On my way back I wanted to stop at the Kenai Fjords National Park on the way back since it's just outside of Seward. I knew the park was still closed but wanted to get a glimpse of the area. I had considered walking a short trail but when I saw the sign about making noise for the bears(!), I opted out since I was by myself. But I did get some nice photos with the mountains and water. Heading back the sun was finally out so I got a much better view of the mountains and surrounding scenery. I think I stopped as much heading back as I did driving down for the photo ops. But 20 miles outside of Anchorage, I made a detour and went to up to Flattop Mountain. When I tell you it was a white knuckle drive with very steep roads as you go up and a number of hairpin turns, this is NOT the drive for you if you have height issues.
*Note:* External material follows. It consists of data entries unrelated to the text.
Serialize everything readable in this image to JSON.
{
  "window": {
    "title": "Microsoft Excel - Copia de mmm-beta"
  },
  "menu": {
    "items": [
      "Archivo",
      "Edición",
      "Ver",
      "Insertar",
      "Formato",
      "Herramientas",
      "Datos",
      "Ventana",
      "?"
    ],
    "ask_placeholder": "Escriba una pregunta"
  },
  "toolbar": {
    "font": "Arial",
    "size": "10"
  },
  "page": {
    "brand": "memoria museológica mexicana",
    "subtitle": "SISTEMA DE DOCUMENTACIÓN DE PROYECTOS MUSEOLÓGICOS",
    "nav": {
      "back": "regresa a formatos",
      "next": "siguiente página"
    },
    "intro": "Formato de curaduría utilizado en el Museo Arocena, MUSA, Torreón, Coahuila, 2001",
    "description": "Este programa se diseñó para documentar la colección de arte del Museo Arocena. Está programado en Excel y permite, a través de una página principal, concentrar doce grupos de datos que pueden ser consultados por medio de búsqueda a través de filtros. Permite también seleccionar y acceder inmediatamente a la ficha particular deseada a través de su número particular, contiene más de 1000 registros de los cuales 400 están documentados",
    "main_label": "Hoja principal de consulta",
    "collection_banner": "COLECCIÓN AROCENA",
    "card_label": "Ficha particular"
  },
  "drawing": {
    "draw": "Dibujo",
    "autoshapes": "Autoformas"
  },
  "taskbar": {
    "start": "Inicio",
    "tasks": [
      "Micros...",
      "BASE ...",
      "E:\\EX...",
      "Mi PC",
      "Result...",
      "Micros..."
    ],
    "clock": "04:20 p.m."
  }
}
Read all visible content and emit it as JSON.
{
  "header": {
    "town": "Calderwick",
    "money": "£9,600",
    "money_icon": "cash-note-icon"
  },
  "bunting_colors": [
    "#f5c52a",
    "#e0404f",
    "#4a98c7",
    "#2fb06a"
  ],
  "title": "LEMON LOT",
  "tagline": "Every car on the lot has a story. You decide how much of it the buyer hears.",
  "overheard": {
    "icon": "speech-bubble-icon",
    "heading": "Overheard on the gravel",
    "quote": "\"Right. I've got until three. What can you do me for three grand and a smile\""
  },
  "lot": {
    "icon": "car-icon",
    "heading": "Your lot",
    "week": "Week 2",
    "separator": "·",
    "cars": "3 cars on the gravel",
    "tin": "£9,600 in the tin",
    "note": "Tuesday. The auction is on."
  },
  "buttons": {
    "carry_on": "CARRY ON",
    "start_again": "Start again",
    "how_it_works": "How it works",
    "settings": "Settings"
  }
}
At one point, I felt like the car would tip over backwards. But once at the trailhead, it’s $5 for parking and the entrance is free. There are a few walking trails, I took the 1.5-mile one that offers panoramic views of the city. It was extremely windy up there even though I had on a puffy coat (I highly recommend having one, it's crushable and packs easy since weather can change in a heartbeat in the area), almost lost my hat twice with the wind. I didn’t stay long since there was still some snow/ice on the trail which made for a slippery walk because I was wearing my Chucks and it was better suited for boots. After getting back to Anchorage, I stopped at a local Black-owned restaurant, Roscoe’s Catfish & Barbecue just off the city center. Roscoe’s is a soul food institution in Anchorage and he has a lot of celebrity customer photos hanging up on the walls. I enjoyed catfish with red beans & rice, fried okra and a cornbread muffin. After visiting a few parks and another museum, it was time to leave for the airport. While in the gate area, I met a couple who I recognized from the whale watching boat and they also live in Minnesota. We exchanged numbers and have kept in touch. New friends can be found everywhere! Have you ever kept in contact with someone that you met during your travels? Overall, a wonderful trip to see it and I would say this is an easy trip with some planning, I would tell anyone to visit there. Is Alaska on your travel bucket list?